● DATA RECORDS

■ ■ ■ ■ ■ ■ ■

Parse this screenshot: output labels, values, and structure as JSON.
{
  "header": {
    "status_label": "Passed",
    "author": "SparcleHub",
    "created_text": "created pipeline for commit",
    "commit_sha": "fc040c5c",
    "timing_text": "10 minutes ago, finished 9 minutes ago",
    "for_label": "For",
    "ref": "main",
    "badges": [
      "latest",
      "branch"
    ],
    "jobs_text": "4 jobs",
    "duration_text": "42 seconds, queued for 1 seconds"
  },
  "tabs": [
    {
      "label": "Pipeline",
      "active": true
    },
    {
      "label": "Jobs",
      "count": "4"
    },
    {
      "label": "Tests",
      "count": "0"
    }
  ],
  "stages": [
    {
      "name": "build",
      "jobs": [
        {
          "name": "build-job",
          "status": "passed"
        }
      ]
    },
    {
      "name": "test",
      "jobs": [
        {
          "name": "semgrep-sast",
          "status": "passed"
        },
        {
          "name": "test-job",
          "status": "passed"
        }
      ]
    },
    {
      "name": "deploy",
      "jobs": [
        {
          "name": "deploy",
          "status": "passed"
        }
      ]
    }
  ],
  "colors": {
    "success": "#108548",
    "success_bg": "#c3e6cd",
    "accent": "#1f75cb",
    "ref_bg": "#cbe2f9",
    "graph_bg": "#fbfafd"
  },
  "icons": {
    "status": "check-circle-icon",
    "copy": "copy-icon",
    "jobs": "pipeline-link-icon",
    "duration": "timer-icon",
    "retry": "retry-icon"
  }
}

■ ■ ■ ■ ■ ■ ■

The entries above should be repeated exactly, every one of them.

Parse this screenshot: output labels, values, and structure as JSON.
{
  "header": {
    "status_label": "Passed",
    "author": "SparcleHub",
    "created_text": "created pipeline for commit",
    "commit_sha": "fc040c5c",
    "timing_text": "10 minutes ago, finished 9 minutes ago",
    "for_label": "For",
    "ref": "main",
    "badges": [
      "latest",
      "branch"
    ],
    "jobs_text": "4 jobs",
    "duration_text": "42 seconds, queued for 1 seconds"
  },
  "tabs": [
    {
      "label": "Pipeline",
      "active": true
    },
    {
      "label": "Jobs",
      "count": "4"
    },
    {
      "label": "Tests",
      "count": "0"
    }
  ],
  "stages": [
    {
      "name": "build",
      "jobs": [
        {
          "name": "build-job",
          "status": "passed"
        }
      ]
    },
    {
      "name": "test",
      "jobs": [
        {
          "name": "semgrep-sast",
          "status": "passed"
        },
        {
          "name": "test-job",
          "status": "passed"
        }
      ]
    },
    {
      "name": "deploy",
      "jobs": [
        {
          "name": "deploy",
          "status": "passed"
        }
      ]
    }
  ],
  "colors": {
    "success": "#108548",
    "success_bg": "#c3e6cd",
    "accent": "#1f75cb",
    "ref_bg": "#cbe2f9",
    "graph_bg": "#fbfafd"
  },
  "icons": {
    "status": "check-circle-icon",
    "copy": "copy-icon",
    "jobs": "pipeline-link-icon",
    "duration": "timer-icon",
    "retry": "retry-icon"
  }
}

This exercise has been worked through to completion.